Aim of the exercise:
Count the lines in the listing below that hold the string "Applications". Reply with the number alone.

────

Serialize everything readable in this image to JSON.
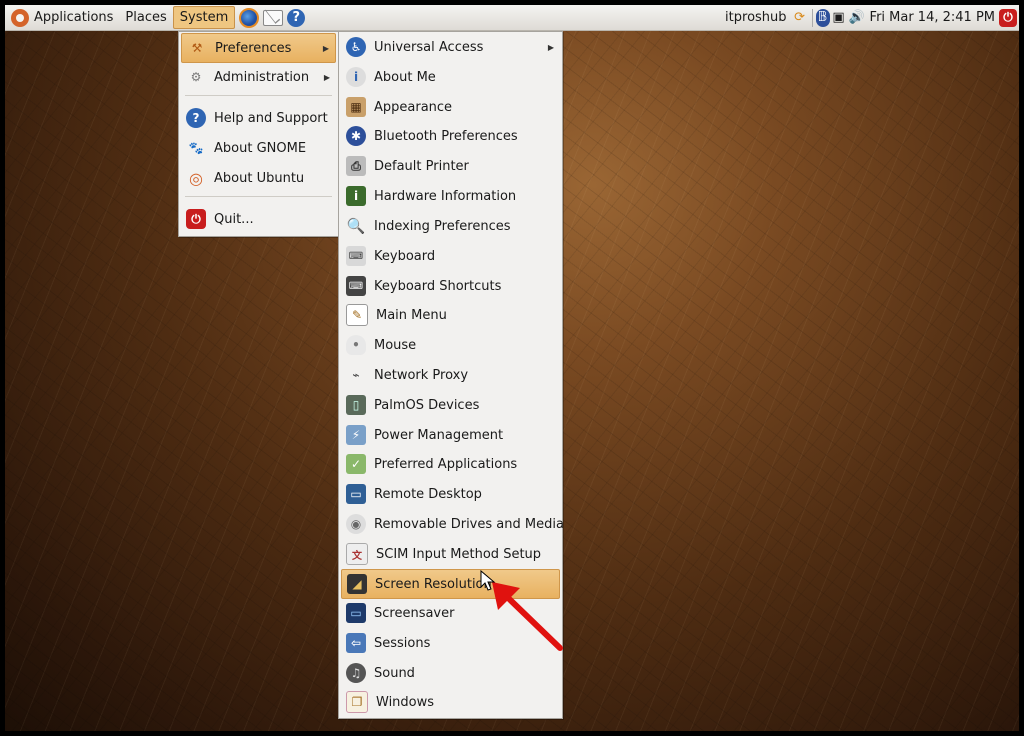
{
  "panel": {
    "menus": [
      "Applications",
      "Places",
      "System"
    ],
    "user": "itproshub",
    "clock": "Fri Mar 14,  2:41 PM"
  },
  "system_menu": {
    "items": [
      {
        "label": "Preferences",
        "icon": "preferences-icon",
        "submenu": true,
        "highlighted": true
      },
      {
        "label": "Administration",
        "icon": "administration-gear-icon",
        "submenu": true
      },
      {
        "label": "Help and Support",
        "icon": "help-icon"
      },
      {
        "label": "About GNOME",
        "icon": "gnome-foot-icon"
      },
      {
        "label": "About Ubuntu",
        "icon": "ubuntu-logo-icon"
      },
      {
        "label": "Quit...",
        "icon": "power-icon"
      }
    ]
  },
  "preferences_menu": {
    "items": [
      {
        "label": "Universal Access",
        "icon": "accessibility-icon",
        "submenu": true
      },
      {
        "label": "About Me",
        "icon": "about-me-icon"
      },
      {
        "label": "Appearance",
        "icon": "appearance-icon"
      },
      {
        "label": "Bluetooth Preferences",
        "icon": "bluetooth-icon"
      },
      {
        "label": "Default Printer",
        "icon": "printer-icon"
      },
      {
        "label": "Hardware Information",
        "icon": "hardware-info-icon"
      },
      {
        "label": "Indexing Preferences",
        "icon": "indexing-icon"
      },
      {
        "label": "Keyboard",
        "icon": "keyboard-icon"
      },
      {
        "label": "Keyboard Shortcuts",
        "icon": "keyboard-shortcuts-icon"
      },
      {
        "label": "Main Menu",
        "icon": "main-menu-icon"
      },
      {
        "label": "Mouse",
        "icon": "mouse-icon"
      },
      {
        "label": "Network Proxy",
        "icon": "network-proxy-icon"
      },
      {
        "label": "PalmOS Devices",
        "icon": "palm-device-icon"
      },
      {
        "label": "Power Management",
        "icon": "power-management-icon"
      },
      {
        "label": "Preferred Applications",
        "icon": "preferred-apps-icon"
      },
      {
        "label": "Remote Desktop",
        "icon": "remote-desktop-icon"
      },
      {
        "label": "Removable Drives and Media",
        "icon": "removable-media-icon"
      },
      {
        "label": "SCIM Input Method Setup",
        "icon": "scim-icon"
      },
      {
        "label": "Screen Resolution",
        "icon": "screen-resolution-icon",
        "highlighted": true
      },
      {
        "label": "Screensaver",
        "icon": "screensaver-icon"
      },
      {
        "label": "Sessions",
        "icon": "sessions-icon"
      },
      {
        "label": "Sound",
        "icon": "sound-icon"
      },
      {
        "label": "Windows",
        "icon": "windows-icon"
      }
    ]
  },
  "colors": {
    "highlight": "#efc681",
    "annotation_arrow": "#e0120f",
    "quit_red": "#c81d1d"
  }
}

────

Exercise answer:
2